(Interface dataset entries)
== Segment start ==

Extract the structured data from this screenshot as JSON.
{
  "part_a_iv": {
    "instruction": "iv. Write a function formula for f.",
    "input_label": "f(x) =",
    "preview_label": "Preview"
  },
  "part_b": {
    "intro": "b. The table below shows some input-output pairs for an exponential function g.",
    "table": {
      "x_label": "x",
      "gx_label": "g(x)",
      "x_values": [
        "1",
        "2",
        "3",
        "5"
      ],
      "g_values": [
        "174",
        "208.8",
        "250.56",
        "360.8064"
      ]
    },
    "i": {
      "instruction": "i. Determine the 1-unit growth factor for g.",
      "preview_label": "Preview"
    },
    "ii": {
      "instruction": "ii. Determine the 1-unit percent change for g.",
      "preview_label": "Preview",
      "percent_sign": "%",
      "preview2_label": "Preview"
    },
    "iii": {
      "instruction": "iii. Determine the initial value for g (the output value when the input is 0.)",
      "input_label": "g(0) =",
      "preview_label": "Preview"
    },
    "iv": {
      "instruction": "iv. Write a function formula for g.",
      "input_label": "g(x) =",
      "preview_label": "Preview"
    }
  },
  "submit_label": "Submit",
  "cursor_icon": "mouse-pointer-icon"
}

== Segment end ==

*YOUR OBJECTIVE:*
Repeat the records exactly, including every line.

*SOLUTION FOR THIS TASK:*
Extract the structured data from this screenshot as JSON.
{
  "part_a_iv": {
    "instruction": "iv. Write a function formula for f.",
    "input_label": "f(x) =",
    "preview_label": "Preview"
  },
  "part_b": {
    "intro": "b. The table below shows some input-output pairs for an exponential function g.",
    "table": {
      "x_label": "x",
      "gx_label": "g(x)",
      "x_values": [
        "1",
        "2",
        "3",
        "5"
      ],
      "g_values": [
        "174",
        "208.8",
        "250.56",
        "360.8064"
      ]
    },
    "i": {
      "instruction": "i. Determine the 1-unit growth factor for g.",
      "preview_label": "Preview"
    },
    "ii": {
      "instruction": "ii. Determine the 1-unit percent change for g.",
      "preview_label": "Preview",
      "percent_sign": "%",
      "preview2_label": "Preview"
    },
    "iii": {
      "instruction": "iii. Determine the initial value for g (the output value when the input is 0.)",
      "input_label": "g(0) =",
      "preview_label": "Preview"
    },
    "iv": {
      "instruction": "iv. Write a function formula for g.",
      "input_label": "g(x) =",
      "preview_label": "Preview"
    }
  },
  "submit_label": "Submit",
  "cursor_icon": "mouse-pointer-icon"
}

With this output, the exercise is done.